Will try to post an update in about a week’s time.  Happy window farming!

by silox

Video: Silox’s 1st Tower

5:06 am in Completed Window Farms, Getting Started, Materials and Resources, Plants, Projects in Process by silox

To avoid confusion, this video was taken on Sunday, March 21st, 2010 and was just now uploaded.

silox – Initial Setup and 1st Vertical Plant Tower – March 21st, 2010

The initial setup and after planting in the 1st vertical tower of our hydroponic window farm. Our hydroponic window farm is located in our apartment sliding glass door area somewhere in Texas :) We are very excited to see how our hydroponic window farm turns out and learn from our experiences. We want to use our knowledge we gain from this to setup a much a larger aquaponics setup(aquaculture + hydroponics) down the road when we move into a house.

This configuration is based from the 3-container, air lift instructions found on  We tried to get away with 5 containers, but that seemed to be too high for the water to make it(tried 1 and 2 air tubes).  We settled for 4 per tower(1 more than what the plan calls for).  We also tried getting away with just one air pump tube to power this vertical plant tower, but ended up using two like the plans call for.  I think you might be able to get away with using just one if you were to buy separate, better quality one-way air valves instead of using the ones that came with the Petco pump as each one certainly seems to provide different amounts of air resistance (tested by blowing through each one before installation).

What we are using:
- Petco 9904 Air Pump(4 air outlets and kit includes one-way air valves)
- 1 Gallon or more reservior(8L or about 2 gallons in my case)
- Various surgical type tubing, but most importantly reinforced tubing for bringing water from the reservior to the top to prevent kinking in the line
- Wooden dowel to attach 1.5L plastic water bottles to
- Sports ball air needles (1 for each air line coming from Petco air pump)
- 3″ net cups for plants
- Hydroton(or equivalent) expanded clay pellets for growing medium
- 4ft 54W flourescent light bulb w/ ballast and reflector(reshaped to redirect near 180 degrees on one side)
- Timer for light to keep it on 8-12hrs(depends on cycle of plants and natural light availability)
- Water(Qualtify makes ALL THE DIFFERENCE). Get Reverse Osmosis water if at all possible or something equivalent. Make sure PH is right(between 5.5 and 6.5) and it’s pure.
- Botanicare Pure Blend Pro Grow Nutrients(Organic) for all vegitation phases of growth
- Botanicare Pure Blend Pro Bloom(Organic) for fruiting of plants(haven’t used yet and may not be necessary, so we’ll see)

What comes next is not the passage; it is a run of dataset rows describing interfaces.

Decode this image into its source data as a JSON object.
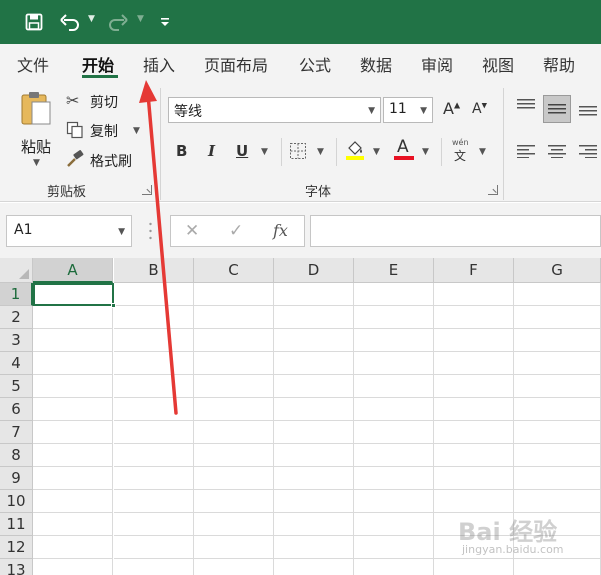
{
  "quick_access": {
    "save_icon": "save-icon",
    "undo_icon": "undo-icon",
    "redo_icon": "redo-icon",
    "customize_icon": "customize-icon"
  },
  "tabs": [
    {
      "label": "文件"
    },
    {
      "label": "开始",
      "active": true
    },
    {
      "label": "插入"
    },
    {
      "label": "页面布局"
    },
    {
      "label": "公式"
    },
    {
      "label": "数据"
    },
    {
      "label": "审阅"
    },
    {
      "label": "视图"
    },
    {
      "label": "帮助"
    }
  ],
  "clipboard": {
    "paste_label": "粘贴",
    "cut_label": "剪切",
    "copy_label": "复制",
    "format_painter_label": "格式刷",
    "group_label": "剪贴板"
  },
  "font": {
    "font_name": "等线",
    "font_size": "11",
    "bold_label": "B",
    "italic_label": "I",
    "underline_label": "U",
    "font_color_label": "A",
    "phonetic_top": "wén",
    "phonetic_bottom": "文",
    "group_label": "字体",
    "fill_color": "#ffff00",
    "text_color": "#e81123"
  },
  "formula_bar": {
    "name_box": "A1",
    "fx_label": "fx",
    "cancel_symbol": "✕",
    "enter_symbol": "✓"
  },
  "sheet": {
    "columns": [
      "A",
      "B",
      "C",
      "D",
      "E",
      "F",
      "G"
    ],
    "rows": [
      "1",
      "2",
      "3",
      "4",
      "5",
      "6",
      "7",
      "8",
      "9",
      "10",
      "11",
      "12",
      "13"
    ],
    "selected_cell": "A1"
  },
  "watermark": {
    "main": "Bai 经验",
    "sub": "jingyan.baidu.com"
  },
  "colors": {
    "accent": "#217346",
    "annotation_arrow": "#e53935"
  }
}
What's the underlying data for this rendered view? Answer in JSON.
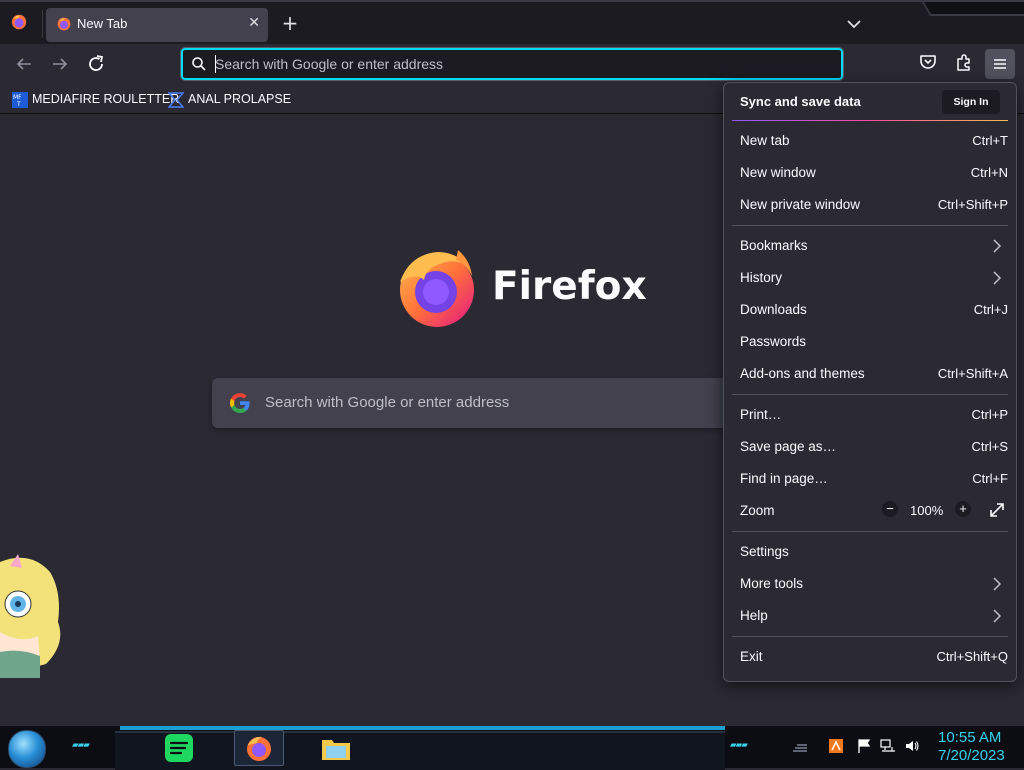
{
  "browser": {
    "tab_title": "New Tab",
    "url_placeholder": "Search with Google or enter address"
  },
  "bookmarks": [
    {
      "label": "MEDIAFIRE ROULETTER",
      "icon": "mediafire-icon"
    },
    {
      "label": "ANAL PROLAPSE",
      "icon": "bookmark-site-icon"
    }
  ],
  "content": {
    "wordmark": "Firefox",
    "search_placeholder": "Search with Google or enter address"
  },
  "appmenu": {
    "sync_title": "Sync and save data",
    "sign_in": "Sign In",
    "items": [
      {
        "label": "New tab",
        "shortcut": "Ctrl+T"
      },
      {
        "label": "New window",
        "shortcut": "Ctrl+N"
      },
      {
        "label": "New private window",
        "shortcut": "Ctrl+Shift+P"
      },
      {
        "label": "Bookmarks",
        "shortcut": ""
      },
      {
        "label": "History",
        "shortcut": ""
      },
      {
        "label": "Downloads",
        "shortcut": "Ctrl+J"
      },
      {
        "label": "Passwords",
        "shortcut": ""
      },
      {
        "label": "Add-ons and themes",
        "shortcut": "Ctrl+Shift+A"
      },
      {
        "label": "Print…",
        "shortcut": "Ctrl+P"
      },
      {
        "label": "Save page as…",
        "shortcut": "Ctrl+S"
      },
      {
        "label": "Find in page…",
        "shortcut": "Ctrl+F"
      },
      {
        "label": "Zoom",
        "shortcut": ""
      },
      {
        "label": "Settings",
        "shortcut": ""
      },
      {
        "label": "More tools",
        "shortcut": ""
      },
      {
        "label": "Help",
        "shortcut": ""
      },
      {
        "label": "Exit",
        "shortcut": "Ctrl+Shift+Q"
      }
    ],
    "zoom": {
      "minus": "−",
      "value": "100%",
      "plus": "+"
    }
  },
  "taskbar": {
    "time": "10:55 AM",
    "date": "7/20/2023"
  },
  "colors": {
    "accent_focus": "#00ddff",
    "toolbar": "#2b2a33",
    "tabstrip": "#1c1b22",
    "taskbar_cyan": "#39d0ec"
  }
}
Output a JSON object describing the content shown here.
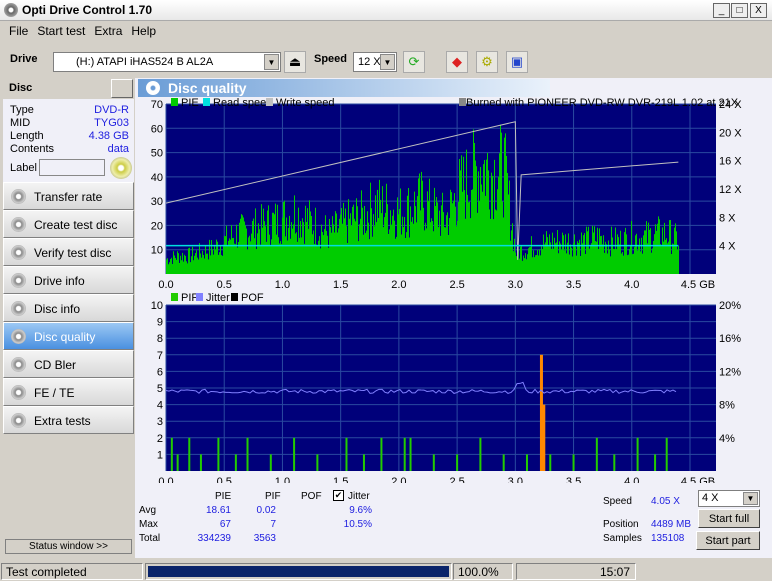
{
  "window": {
    "title": "Opti Drive Control 1.70",
    "min": "_",
    "max": "□",
    "close": "X"
  },
  "menu": [
    "File",
    "Start test",
    "Extra",
    "Help"
  ],
  "toolbar": {
    "drive_label": "Drive",
    "drive_value": "(H:)   ATAPI iHAS524   B AL2A",
    "speed_label": "Speed",
    "speed_value": "12 X"
  },
  "disc": {
    "header": "Disc",
    "rows": [
      {
        "k": "Type",
        "v": "DVD-R"
      },
      {
        "k": "MID",
        "v": "TYG03"
      },
      {
        "k": "Length",
        "v": "4.38 GB"
      },
      {
        "k": "Contents",
        "v": "data"
      }
    ],
    "label_label": "Label",
    "label_value": ""
  },
  "nav": [
    {
      "label": "Transfer rate"
    },
    {
      "label": "Create test disc"
    },
    {
      "label": "Verify test disc"
    },
    {
      "label": "Drive info"
    },
    {
      "label": "Disc info"
    },
    {
      "label": "Disc quality",
      "active": true
    },
    {
      "label": "CD Bler"
    },
    {
      "label": "FE / TE"
    },
    {
      "label": "Extra tests"
    }
  ],
  "status_window": "Status window >>",
  "panel_title": "Disc quality",
  "colors": {
    "pie": "#00cc00",
    "read": "#00e0e0",
    "write": "#c0c0c0",
    "pif": "#22cc00",
    "jitter": "#8080ff",
    "pof": "#000000",
    "plot_bg": "#00007a",
    "spike": "#ff8800"
  },
  "chart_data": [
    {
      "type": "bar",
      "legend": [
        "PIE",
        "Read speed",
        "Write speed"
      ],
      "note": "Burned with PIONEER DVD-RW  DVR-219L 1.02 at 21X",
      "xlabel": "GB",
      "x_ticks": [
        "0.0",
        "0.5",
        "1.0",
        "1.5",
        "2.0",
        "2.5",
        "3.0",
        "3.5",
        "4.0",
        "4.5 GB"
      ],
      "xlim": [
        0,
        4.5
      ],
      "y_ticks": [
        "10",
        "20",
        "30",
        "40",
        "50",
        "60",
        "70"
      ],
      "ylim": [
        0,
        70
      ],
      "y2_ticks": [
        "4 X",
        "8 X",
        "12 X",
        "16 X",
        "20 X",
        "24 X"
      ],
      "y2lim": [
        0,
        24
      ],
      "pie_x_step": 0.1,
      "pie": [
        8,
        10,
        10,
        12,
        14,
        18,
        22,
        24,
        26,
        28,
        30,
        34,
        30,
        26,
        22,
        26,
        30,
        32,
        38,
        36,
        34,
        36,
        40,
        34,
        30,
        44,
        52,
        60,
        56,
        58,
        12,
        14,
        16,
        18,
        18,
        18,
        18,
        20,
        18,
        18,
        20,
        20,
        22,
        22,
        18
      ],
      "write_speed": [
        [
          0,
          10
        ],
        [
          3.0,
          21.5
        ],
        [
          3.02,
          2
        ],
        [
          3.05,
          14
        ],
        [
          4.4,
          15.8
        ]
      ],
      "read_speed": [
        [
          0,
          4
        ],
        [
          4.4,
          4
        ]
      ]
    },
    {
      "type": "bar",
      "legend": [
        "PIF",
        "Jitter",
        "POF"
      ],
      "x_ticks": [
        "0.0",
        "0.5",
        "1.0",
        "1.5",
        "2.0",
        "2.5",
        "3.0",
        "3.5",
        "4.0",
        "4.5 GB"
      ],
      "xlim": [
        0,
        4.5
      ],
      "y_ticks": [
        "1",
        "2",
        "3",
        "4",
        "5",
        "6",
        "7",
        "8",
        "9",
        "10"
      ],
      "ylim": [
        0,
        10
      ],
      "y2_ticks": [
        "4%",
        "8%",
        "12%",
        "16%",
        "20%"
      ],
      "y2lim": [
        0,
        20
      ],
      "jitter_avg": 9.6,
      "pif": [
        [
          0.05,
          2
        ],
        [
          0.1,
          1
        ],
        [
          0.2,
          2
        ],
        [
          0.3,
          1
        ],
        [
          0.45,
          2
        ],
        [
          0.6,
          1
        ],
        [
          0.7,
          2
        ],
        [
          0.9,
          1
        ],
        [
          1.1,
          2
        ],
        [
          1.3,
          1
        ],
        [
          1.55,
          2
        ],
        [
          1.7,
          1
        ],
        [
          1.85,
          2
        ],
        [
          2.05,
          2
        ],
        [
          2.1,
          2
        ],
        [
          2.3,
          1
        ],
        [
          2.5,
          1
        ],
        [
          2.7,
          2
        ],
        [
          2.9,
          1
        ],
        [
          3.1,
          1
        ],
        [
          3.22,
          7
        ],
        [
          3.24,
          4
        ],
        [
          3.3,
          1
        ],
        [
          3.5,
          1
        ],
        [
          3.7,
          2
        ],
        [
          3.85,
          1
        ],
        [
          4.05,
          2
        ],
        [
          4.2,
          1
        ],
        [
          4.3,
          2
        ]
      ]
    }
  ],
  "stats": {
    "headers": [
      "PIE",
      "PIF",
      "POF"
    ],
    "jitter_label": "Jitter",
    "jitter_checked": true,
    "rows": [
      {
        "k": "Avg",
        "pie": "18.61",
        "pif": "0.02",
        "jit": "9.6%"
      },
      {
        "k": "Max",
        "pie": "67",
        "pif": "7",
        "jit": "10.5%"
      },
      {
        "k": "Total",
        "pie": "334239",
        "pif": "3563",
        "jit": ""
      }
    ]
  },
  "run": {
    "speed_label": "Speed",
    "speed_value": "4.05 X",
    "speed_select": "4 X",
    "position_label": "Position",
    "position_value": "4489 MB",
    "samples_label": "Samples",
    "samples_value": "135108",
    "start_full": "Start full",
    "start_part": "Start part"
  },
  "statusbar": {
    "text": "Test completed",
    "progress": 100,
    "progress_text": "100.0%",
    "time": "15:07"
  }
}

Plants on 1st vertical tower(far left) from top to bottom:
1. Butterleaf Lettuce
2. Green Beans
3. Strawberries
4. Jalapenos

We will try to post an update once a week for now until we at least harvest most of these vegetables to show trials and tribulations to get to that point(we are hopeful we will make it that far, lol)

by britta

Plants in our portable system at Eyebeam

7:30 pm in Plants by britta


Moveable hanging windowfarm we made for demos

Moveable hanging windowfarm we made for demos

These plants were all started from seed in February. The lettuce loved the cool early spring. Look at how bushy that blackseeded simpson got (mid left). There are also cucumber (the yellow flowers at top left), okra (maple-looking leaves mid right) , green beans (top right) kale (bottom right) and cherry tomatoes (bottom left), jalepenos, and Japanese Eggplant (bottom right big leaves) in this system. The cherry tomatoes,  jalepenos, and okra are just now ripe in early August. Beans keep coming- super tasty, crunchy, and sweet. The lettuce went to seed and started tasting better about after about 2 months of churning out georgeous new leaves constantly when we picked them.  Aphids and a weekend when I left the pump off (OOPS!) killed the eggplant. The cucumbers were a real mystery. Like Marilyn and James Dean, they died a young tragic death after a short, but full life. Read their sad story here. Someone else please try cucumbers!